The problem with all these dreams is that real life has a hard time intruding. I have a paper due next Thursday that I have barely thought about because I'm in the middle of writing a novel. I have a documentary to shoot and edit that I can't focus on because I'm sitting on tenterhooks waiting for The New York Times to tell me that dreams come true and I've got an interview. I have a book to read for class that I haven't looked at because my mind is consumed with thoughts of the grad school essays I'm eking out.

I have all these dreams that cloud my thoughts and when I go to sleep at night they become nightmares. The internship turns into a summer working at a discount store barely making minimum wage. Grad school becomes another nine months in Columbia just getting by. My future in New York warps into an unrecognizable slew of years in a Southern village driving my minivan to doctors' appointments and church potlucks.

And there's nothing wrong with those things. To some people, those are the dream. To me, though? They are the nightmare.

I want to be a writer.

I fear I'll be nothing more than a wanna-be writer who has stacks of novel manuscripts that never made their way to an agent, a publisher, an audience.

But I'm not going to let that happen. I will fight. No matter where I end up. If the internship becomes a retail job, I will write my novel. If grad school becomes nine months of a retail job, I will write articles and blog posts and re-apply.

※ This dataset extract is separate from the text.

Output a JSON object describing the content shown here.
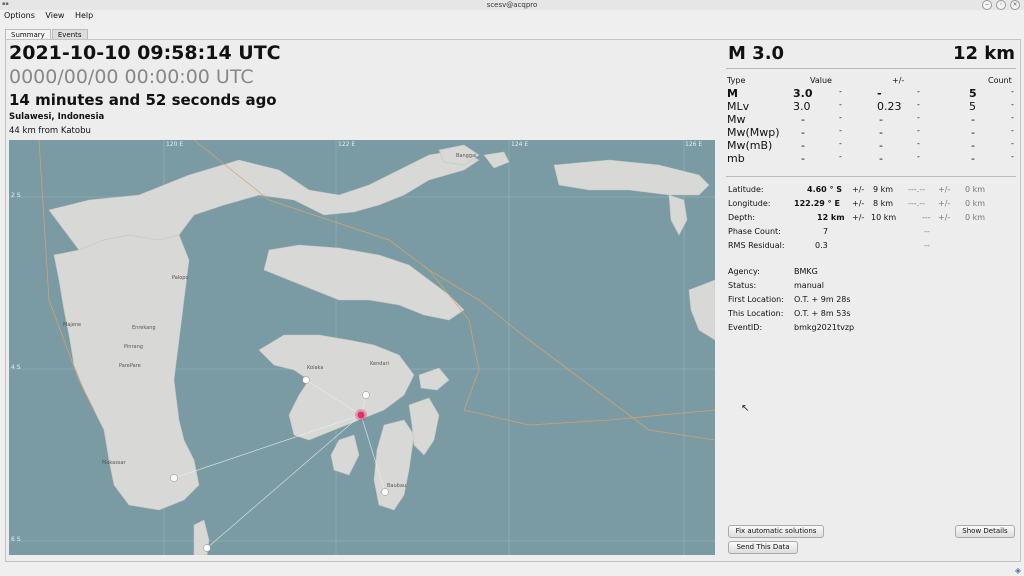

If my New York future becomes minivans and church potlucks, I will write stories about them and fight to have them published.

I will not let the nightmares come true. It will be the dreams, and that is that